Tally up the lines below with "clock" in them. Answer with the number only.

<<<<

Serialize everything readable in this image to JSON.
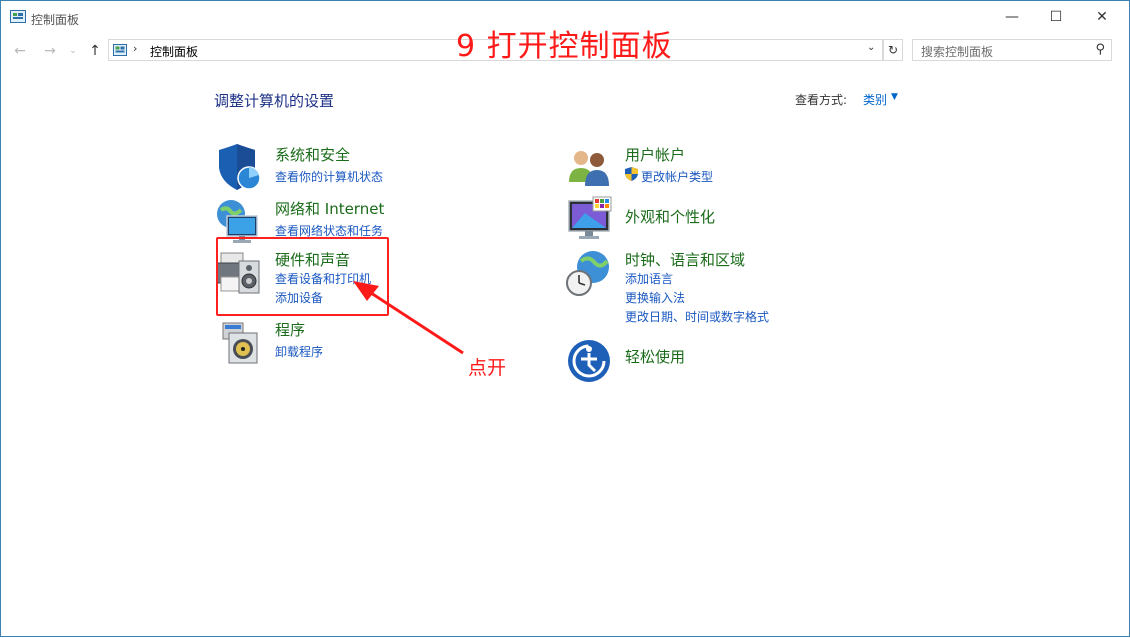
{
  "window": {
    "title": "控制面板",
    "minimize": "—",
    "maximize": "☐",
    "close": "✕"
  },
  "nav": {
    "back": "←",
    "forward": "→",
    "recent": "⌄",
    "up": "↑",
    "address_sep": "›",
    "address": "控制面板",
    "dropdown": "⌄",
    "refresh": "↻",
    "search_placeholder": "搜索控制面板",
    "search_glyph": "⚲"
  },
  "annotation": {
    "step_title": "9  打开控制面板",
    "click_hint": "点开",
    "color": "#ff1a1a"
  },
  "main": {
    "heading": "调整计算机的设置",
    "view_by_label": "查看方式:",
    "view_by_value": "类别",
    "view_by_arrow": "▼"
  },
  "categories": {
    "system": {
      "title": "系统和安全",
      "links": [
        "查看你的计算机状态"
      ],
      "icon": "shield-icon"
    },
    "network": {
      "title": "网络和 Internet",
      "links": [
        "查看网络状态和任务"
      ],
      "icon": "network-globe-icon"
    },
    "hardware": {
      "title": "硬件和声音",
      "links": [
        "查看设备和打印机",
        "添加设备"
      ],
      "icon": "printer-speaker-icon"
    },
    "programs": {
      "title": "程序",
      "links": [
        "卸载程序"
      ],
      "icon": "programs-disc-icon"
    },
    "users": {
      "title": "用户帐户",
      "links": [
        "更改帐户类型"
      ],
      "icon": "users-icon"
    },
    "appearance": {
      "title": "外观和个性化",
      "links": [],
      "icon": "monitor-palette-icon"
    },
    "clock": {
      "title": "时钟、语言和区域",
      "links": [
        "添加语言",
        "更换输入法",
        "更改日期、时间或数字格式"
      ],
      "icon": "clock-globe-icon"
    },
    "ease": {
      "title": "轻松使用",
      "links": [],
      "icon": "ease-of-access-icon"
    }
  },
  "colors": {
    "accent_link": "#1a58c0",
    "category_title": "#1a6b1a",
    "heading": "#1e3287"
  }
}
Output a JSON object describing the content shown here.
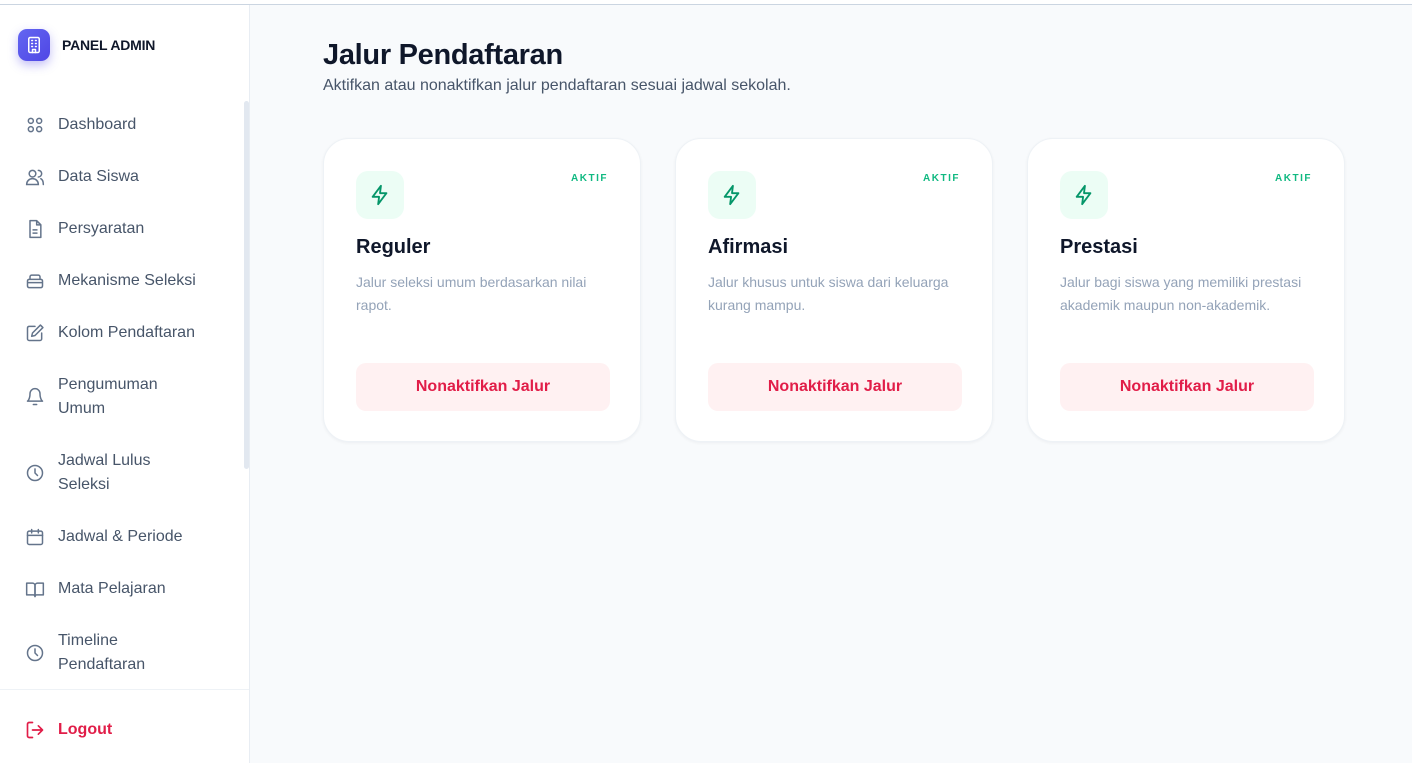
{
  "brand": {
    "title": "PANEL ADMIN",
    "icon": "building-icon",
    "color": "#4f46e5"
  },
  "sidebar": {
    "items": [
      {
        "label": "Dashboard",
        "icon": "grid-icon"
      },
      {
        "label": "Data Siswa",
        "icon": "users-icon"
      },
      {
        "label": "Persyaratan",
        "icon": "file-icon"
      },
      {
        "label": "Mekanisme Seleksi",
        "icon": "layers-icon"
      },
      {
        "label": "Kolom Pendaftaran",
        "icon": "edit-icon"
      },
      {
        "label": "Pengumuman\nUmum",
        "icon": "bell-icon"
      },
      {
        "label": "Jadwal Lulus\nSeleksi",
        "icon": "clock-icon"
      },
      {
        "label": "Jadwal & Periode",
        "icon": "calendar-icon"
      },
      {
        "label": "Mata Pelajaran",
        "icon": "book-icon"
      },
      {
        "label": "Timeline\nPendaftaran",
        "icon": "clock-icon"
      }
    ],
    "logout": {
      "label": "Logout",
      "icon": "logout-icon",
      "color": "#e11d48"
    }
  },
  "main": {
    "title": "Jalur Pendaftaran",
    "subtitle": "Aktifkan atau nonaktifkan jalur pendaftaran sesuai jadwal sekolah.",
    "cards": [
      {
        "title": "Reguler",
        "status": "AKTIF",
        "description": "Jalur seleksi umum berdasarkan nilai rapot.",
        "button": "Nonaktifkan Jalur",
        "icon": "zap-icon"
      },
      {
        "title": "Afirmasi",
        "status": "AKTIF",
        "description": "Jalur khusus untuk siswa dari keluarga kurang mampu.",
        "button": "Nonaktifkan Jalur",
        "icon": "zap-icon"
      },
      {
        "title": "Prestasi",
        "status": "AKTIF",
        "description": "Jalur bagi siswa yang memiliki prestasi akademik maupun non-akademik.",
        "button": "Nonaktifkan Jalur",
        "icon": "zap-icon"
      }
    ]
  },
  "colors": {
    "accent": "#4f46e5",
    "active": "#10b981",
    "danger": "#e11d48"
  }
}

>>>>

ANSWER SECTION - 4